Provincial biologists capture one of three remaining mountain caribou in a South Selkirk herd, to relocate it with a larger group in an effort to maintain a viable breeding population, January 2019. (B.C. forests ministry)

Wolf kill working in B.C. caribou recovery, ministry study shows

South Peace herds coming back four years into aerial program

Three of B.C.’s largest Central Mountain caribou herds are recovering strongly as provincial biologists continue the aerial shooting of wolves, a government report says.

The predator control program began in 2015 to address a “drastic decline” in South Peace and Kootenay caribou herds, as resource roads and winter snowmobile trails gave wolves access to winter back-country that allowed increased predation of young caribou.

“The decrease in wolf abundance across the South Peace treatment area has shown conclusive evidence that intensive wolf reduction has halted and reversed the declining trends of the Klinse-Za, Kennedy Siding and Quintette caribou populations,” says the report submitted to the forests ministry in August by staff biologist Mike Bridger.

“Although the first year of wolf reduction did not occur at a high enough intensity to elicit a caribou population effect, the following three years were sufficiently intensive [wolf densities were reduced to below two wolves per square km] to elicit a strong population response in all three treatment herds.”

The results of the predator control program helped Forests Minister Doug Donaldson decide that further extension of protected areas in the Williams Lake and Kootenay regions would not be necessary.

Last spring community meetings were packed with concerned citizens and industry representatives after closed-door sessions with a pair of northeast B.C. Indigenous groups resulted in a proposal to greatly extend protected areas there. Premier John Horgan intervened and appointed former Peace River South MLA Blair Lekstrom to review the situation, resulting in a two-year moratorium on new development rather than the proposal to shut down some forestry and mining operations.

RELATED: B.C. Interior caribou protection area big enough: minister

VIDEO: Soon-to-be-extinct caribou relocated north of Revelstoke

Donaldson told Black Press in mid-September that consultations with B.C. communities about 20 endangered herds are working towards management plans that do not require adding to already extensive areas put off limits to industrial and recreational use in the mountainous regions of B.C.

“We’ll be developing those over the next couple of years in consultation with communities and their interests,” Donaldson said. “But we think we have enough tools at our disposal not to require additional habitat protection areas for those herds.”


@tomfletcherbc
tfletcher@blackpress.ca

Like us on Facebook and follow us on Twitter.

Just Posted

Second Avenue location home for Coal Town Goods

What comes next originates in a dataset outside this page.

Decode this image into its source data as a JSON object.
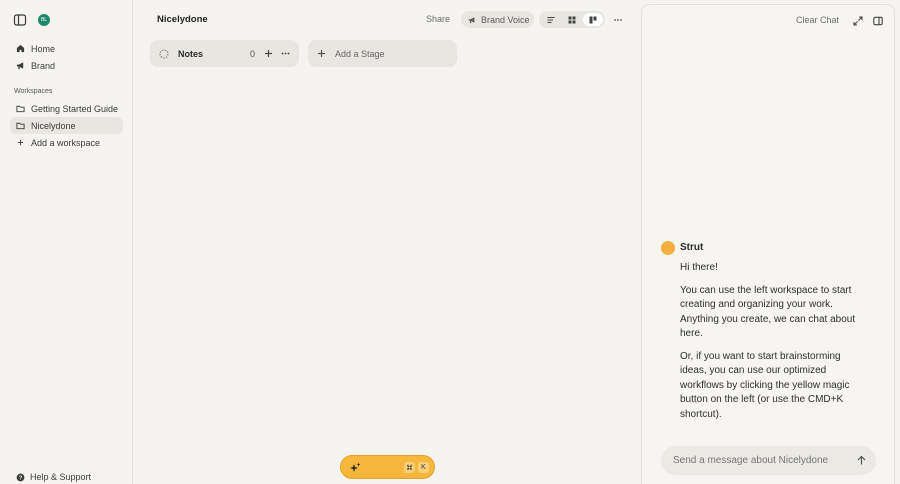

Fernie’s own Coal Town Goods moved to a new location on Second… Continue reading

City of Fernie flips the switch on holiday cheer

Residents of Fernie gathered at the courthouse on Friday night to watch… Continue reading

Judgement Night III seeking locals to step in the ring and take a hit for charity

Are you ready to rumble? If not, it’s time to start training.… Continue reading

New general director for francophone association

Exciting things are on the horizon for the Association Francophone des Rocheuses… Continue reading

First responders host holiday food drive

Frozen fingers knocked on doors around Fernie on Wednesday evening as part… Continue reading

VIDEO: SNL skewers Trudeau’s mockery of Trump in high school cafeteria sketch

The three world leaders won’t let Trump sit at the cool kids’ table

B.C. universities post $340 million worth of surpluses thanks to international student tuition

Students call for spending as international enrolment produces huge surpluses at many universities

Conservatives urge Morneau to deliver ‘urgent’ fall economic update

Morneau says the first thing the Liberals plan to do is bring in their promised tax cut for the middle class

INFOGRAPHIC: How much money did your local university or college make last year?

B.C. university and colleges posted a combined $340 million surplus in 2018/19

B.C. creates $8.5M organization to improve safety for health care workers

Group will bring together unions, province, health care organizations

Kovrig clings to humour as ‘two Michaels’ near one year in Chinese prison

Their detention is widely viewed as retaliation for Canada’s arrest of Chinese high-tech scion Meng Wanzhou

B.C. VIEWS: An engine that hums right along

First Nations are leading a new surge of investment in B.C.

Brain injury from domestic abuse a ‘public health crisis,’ says B.C. researcher

Nearly 80% of the domestic violence victims who reported to police last year were women

Most Read